Paintball’s popularity is growing as fast as the action of the game itself. Paintball enthusiasts number in the tens of millions, and there is no sign of the trend slowing. As a photographer, mastering your craft at paintball events is a great idea. It is a way to get your name known within a new demographic and within a sport that has multitudes of publications online and in print. Photographing paintball can be challenging, and it can also be a lot of fun and a great test of your photography skills.
Before you set out to photograph paintball, it is a good idea to familiarize your self with the basics of the game. If possible, go to a course and either take part in a game or check out the action carefully. It is also crucial to know what type of paintball game you are photographing. The first type of paintball is also called woodsball. It takes place on a natural, often wooded terrane. The second kind of paintball is also known as speedball, and it takes place on a course with man-made obstacles giving all players an equal start. It can be helpful to have a basic idea of the types of equipment the players are using, www.bestpaintballgun.review has some good information to get you started.
Here are some tips to help you as you photograph paintball events.
Protect your equipment
Consider adding brightly colored wristbands to your lens, so it is conspicuous. You will also want a way to protect your camera. Regardless of whether or not your camera gets hit by ammo, the field is a messy place as are the wooded paintball courses, so take precautions to protect your gear.
Be aware of your location
It may sound like common sense, but it bears mentioning. Pay attention to your position in relation to the players. Do not get so caught up in getting the perfect shot that you suddenly find yourself in a direct line of fire. Another bit of sensible advice is that you should stay low. Additionally, do not get behind the players to get a direct action shot, unless you have little regard for your safety and the safety of your equipment.
Dress for safety
While players are trying to blend in, you need to stand out, so you are not mistaken for a player and hit. That said, accept the fact that players will shoot at you. The general idea of “if it moves shoot it” applies here. Neon or bright colors are your best bet; do not forget to wear headgear and safety goggles. You don’t want to end up as another statistic.
Choose equipment wisely
Avoid using a UV filter, they will not add much to your images, and when your lens gets shot, a UV filter will very likely shatter. A telephoto lens is a good option as they offer your lens protection and can help your shots.
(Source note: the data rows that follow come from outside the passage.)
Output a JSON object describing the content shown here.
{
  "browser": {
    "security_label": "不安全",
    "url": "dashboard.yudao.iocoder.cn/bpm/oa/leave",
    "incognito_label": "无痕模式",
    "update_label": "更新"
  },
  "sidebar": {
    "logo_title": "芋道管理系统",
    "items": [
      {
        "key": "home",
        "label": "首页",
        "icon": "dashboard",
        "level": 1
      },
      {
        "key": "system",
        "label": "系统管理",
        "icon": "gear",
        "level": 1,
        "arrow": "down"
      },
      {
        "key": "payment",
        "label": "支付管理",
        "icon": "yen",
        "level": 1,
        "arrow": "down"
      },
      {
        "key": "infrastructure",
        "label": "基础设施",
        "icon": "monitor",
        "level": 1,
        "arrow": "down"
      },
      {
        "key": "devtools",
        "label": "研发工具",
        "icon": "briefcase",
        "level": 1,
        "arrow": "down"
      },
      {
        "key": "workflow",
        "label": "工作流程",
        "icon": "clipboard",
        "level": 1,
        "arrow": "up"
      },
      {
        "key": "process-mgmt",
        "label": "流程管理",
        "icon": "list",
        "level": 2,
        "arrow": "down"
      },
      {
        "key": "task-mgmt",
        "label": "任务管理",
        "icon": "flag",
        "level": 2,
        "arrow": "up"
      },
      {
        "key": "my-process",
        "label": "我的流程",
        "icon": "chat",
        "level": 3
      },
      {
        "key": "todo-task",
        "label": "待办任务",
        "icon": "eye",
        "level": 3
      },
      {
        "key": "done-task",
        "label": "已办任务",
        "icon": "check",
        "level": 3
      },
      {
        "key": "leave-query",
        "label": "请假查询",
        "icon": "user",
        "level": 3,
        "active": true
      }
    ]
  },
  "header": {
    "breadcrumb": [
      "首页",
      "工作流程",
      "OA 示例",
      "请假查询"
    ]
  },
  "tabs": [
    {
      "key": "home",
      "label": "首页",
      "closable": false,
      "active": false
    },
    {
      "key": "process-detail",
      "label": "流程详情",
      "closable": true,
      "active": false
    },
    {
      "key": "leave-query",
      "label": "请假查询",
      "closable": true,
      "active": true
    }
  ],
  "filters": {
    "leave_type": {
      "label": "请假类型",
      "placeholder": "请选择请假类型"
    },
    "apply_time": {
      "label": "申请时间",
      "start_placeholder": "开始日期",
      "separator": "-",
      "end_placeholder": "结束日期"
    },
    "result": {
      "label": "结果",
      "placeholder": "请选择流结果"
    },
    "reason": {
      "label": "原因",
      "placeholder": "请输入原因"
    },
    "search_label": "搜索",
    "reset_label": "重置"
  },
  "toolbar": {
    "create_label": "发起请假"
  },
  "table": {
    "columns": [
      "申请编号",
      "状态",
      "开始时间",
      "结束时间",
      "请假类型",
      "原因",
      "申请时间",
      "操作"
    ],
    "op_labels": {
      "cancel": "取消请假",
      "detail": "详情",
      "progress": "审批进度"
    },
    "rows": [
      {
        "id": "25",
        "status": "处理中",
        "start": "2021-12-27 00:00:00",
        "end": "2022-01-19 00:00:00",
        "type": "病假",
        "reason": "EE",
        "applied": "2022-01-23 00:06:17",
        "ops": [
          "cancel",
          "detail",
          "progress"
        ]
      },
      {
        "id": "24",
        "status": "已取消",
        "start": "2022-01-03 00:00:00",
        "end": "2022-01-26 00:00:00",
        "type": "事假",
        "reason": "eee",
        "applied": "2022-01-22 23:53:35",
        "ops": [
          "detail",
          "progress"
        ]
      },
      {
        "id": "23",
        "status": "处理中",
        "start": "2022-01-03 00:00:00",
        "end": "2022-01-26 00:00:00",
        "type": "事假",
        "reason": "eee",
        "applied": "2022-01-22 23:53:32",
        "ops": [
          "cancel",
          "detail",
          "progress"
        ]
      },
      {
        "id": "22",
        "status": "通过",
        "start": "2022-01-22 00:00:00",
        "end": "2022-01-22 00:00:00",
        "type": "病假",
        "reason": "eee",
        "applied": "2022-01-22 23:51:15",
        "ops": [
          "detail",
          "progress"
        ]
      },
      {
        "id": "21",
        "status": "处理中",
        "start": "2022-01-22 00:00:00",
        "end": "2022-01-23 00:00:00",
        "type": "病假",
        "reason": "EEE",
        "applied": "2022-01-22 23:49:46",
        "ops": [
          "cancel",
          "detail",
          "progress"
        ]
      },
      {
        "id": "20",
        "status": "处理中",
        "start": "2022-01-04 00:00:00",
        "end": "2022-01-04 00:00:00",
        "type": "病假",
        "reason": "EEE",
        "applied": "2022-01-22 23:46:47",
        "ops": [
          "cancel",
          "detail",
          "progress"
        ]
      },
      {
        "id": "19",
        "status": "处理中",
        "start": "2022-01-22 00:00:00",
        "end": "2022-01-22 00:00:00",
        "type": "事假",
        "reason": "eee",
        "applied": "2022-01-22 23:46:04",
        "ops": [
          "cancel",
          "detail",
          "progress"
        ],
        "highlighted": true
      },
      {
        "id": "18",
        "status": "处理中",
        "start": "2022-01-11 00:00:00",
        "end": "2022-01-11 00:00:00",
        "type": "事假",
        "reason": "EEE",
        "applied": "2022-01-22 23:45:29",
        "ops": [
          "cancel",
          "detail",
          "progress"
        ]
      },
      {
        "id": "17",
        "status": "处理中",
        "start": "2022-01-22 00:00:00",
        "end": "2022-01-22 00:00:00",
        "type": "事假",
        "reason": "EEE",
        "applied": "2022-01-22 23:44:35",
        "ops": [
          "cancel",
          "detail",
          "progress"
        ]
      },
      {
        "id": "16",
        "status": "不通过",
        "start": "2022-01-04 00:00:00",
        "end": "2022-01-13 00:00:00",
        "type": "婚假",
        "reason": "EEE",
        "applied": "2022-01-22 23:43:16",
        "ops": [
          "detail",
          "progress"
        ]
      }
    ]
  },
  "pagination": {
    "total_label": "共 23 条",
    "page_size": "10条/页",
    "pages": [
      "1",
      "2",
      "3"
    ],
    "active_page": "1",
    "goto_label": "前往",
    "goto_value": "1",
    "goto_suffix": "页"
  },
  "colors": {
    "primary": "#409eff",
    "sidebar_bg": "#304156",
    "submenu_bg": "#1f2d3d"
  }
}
Always use a high shutter speed for this fast-paced game. Paintball guns can fire up to 15 times per second! (Read more).
Just like any other type of photography, it takes time to become used to the pace and logistics of taking great paintball shots. Once you are comfortable photographing paintball events, you will relax, your photos will be better, and you will enjoy the experience.